Menu/Food Allergies: You can order by the day, week, or month. If you are ordering for the day, orders must be placed by 2pm the previous business day for early pickup. For same-day pickup, orders will be ready by 5pm. For weekly or monthly orders, orders are due by 2pm on Friday. The menu is huge. It includes everything from breakfast to dessert. You won’t get tired of sampling the variety here.
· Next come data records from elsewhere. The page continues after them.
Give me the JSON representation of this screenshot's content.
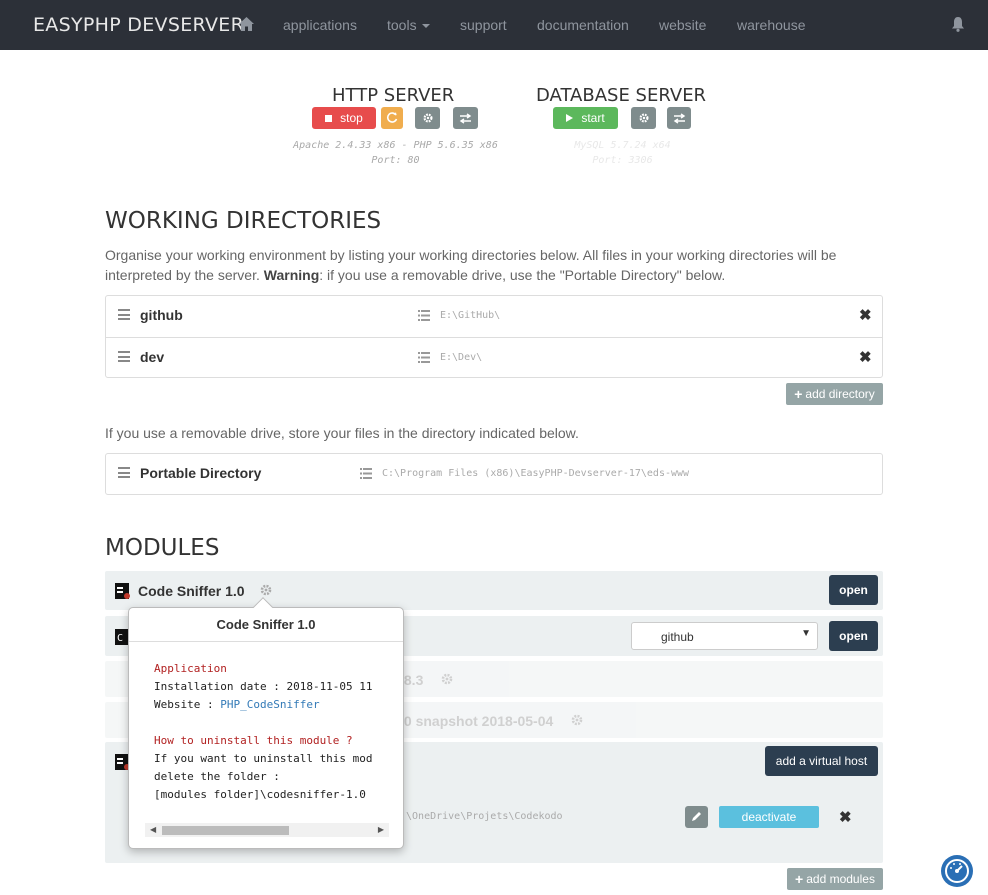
{
  "navbar": {
    "brand": "EASYPHP DEVSERVER",
    "items": [
      "applications",
      "tools",
      "support",
      "documentation",
      "website",
      "warehouse"
    ]
  },
  "http_server": {
    "title": "HTTP SERVER",
    "stop_label": "stop",
    "info_line1": "Apache 2.4.33 x86 - PHP 5.6.35 x86",
    "info_line2": "Port: 80"
  },
  "database_server": {
    "title": "DATABASE SERVER",
    "start_label": "start",
    "info_line1": "MySQL 5.7.24 x64",
    "info_line2": "Port: 3306"
  },
  "working_directories": {
    "title": "WORKING DIRECTORIES",
    "intro_part1": "Organise your working environment by listing your working directories below. All files in your working directories will be interpreted by the server. ",
    "intro_bold": "Warning",
    "intro_part2": ": if you use a removable drive, use the \"Portable Directory\" below.",
    "items": [
      {
        "name": "github",
        "path": "E:\\GitHub\\"
      },
      {
        "name": "dev",
        "path": "E:\\Dev\\"
      }
    ],
    "add_label": "add directory",
    "portable_note": "If you use a removable drive, store your files in the directory indicated below.",
    "portable_name": "Portable Directory",
    "portable_path": "C:\\Program Files (x86)\\EasyPHP-Devserver-17\\eds-www"
  },
  "modules": {
    "title": "MODULES",
    "module1_name": "Code Sniffer 1.0",
    "open_label": "open",
    "select_value": "github",
    "module3_name_tail": ".8.3",
    "module4_name_tail": ".0 snapshot 2018-05-04",
    "add_vhost_label": "add a virtual host",
    "vhost_path_tail": ":\\OneDrive\\Projets\\Codekodo",
    "deactivate_label": "deactivate",
    "add_modules_label": "add modules",
    "popover": {
      "title": "Code Sniffer 1.0",
      "application_heading": "Application",
      "installation_line": "Installation date : 2018-11-05 11",
      "website_prefix": "Website : ",
      "website_link": "PHP_CodeSniffer",
      "uninstall_heading": "How to uninstall this module ?",
      "uninstall_line1": "If you want to uninstall this mod",
      "uninstall_line2": "delete the folder :",
      "uninstall_line3": "[modules folder]\\codesniffer-1.0"
    }
  },
  "colors": {
    "navbar_bg": "#2c3038",
    "stop_red": "#e74c4c",
    "start_green": "#5cb85c",
    "dark_button": "#2c3e50",
    "deactivate_blue": "#5bc0de"
  }
}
In addition, if you have a food allergy or sensitivity; if possible, Katie will make the necessary substitutions to any menu item to best meet your needs.

Cost: There are three options for purchasing. 1) A single meal for one is $10. 2) The 12 meals per month (based off a 4 week period) + 2 meals for free is $120 ($8.57 per meal). 3) Or the 20 meals per month + 2 for free is $200 ($9.09 per meal).

Location/Delivery Options: Katered To You is located at 37 Bank Street, Suite 9, New Albany, IN 47150. Delivery is offered on Sunday and Monday for an additional $10 anywhere in the Kentuckiana (Southern Indiana, Louisville, Prospect, Crestwood, and other nearby cities) area. Pickup at the store is free and offered from 2-5pm on Sunday and 9am-6pm on weekdays.

Food Wholesalers: Katie does a lot of shopping from local farmers and Farmer Markets. I too tried this company’s food to see how the food compared to Hello Fresh. I requested that my meals be made with gluten free and organic ingredients. Katie was happy to meet my needs, and I was very satisfied with the customer service, quantity, flavor, and presentation of my meals.

So there you have it! Four different companies with similar goals in mind, and one of the main goals is centered around making it easier for you and your family to consume healthy foods; even when you are busy. These companies take away the stress surrounding meal planning, shopping for groceries, and some even omit the hassle of cooking and cleaning up afterwards. Cooking and eating fresh ingredients helps you and your family stay healthy and beats any type of convenience food, frozen food or fast food. So if you are struggling to get healthy meals to the dinner table on time, one of these companies might be just right for you.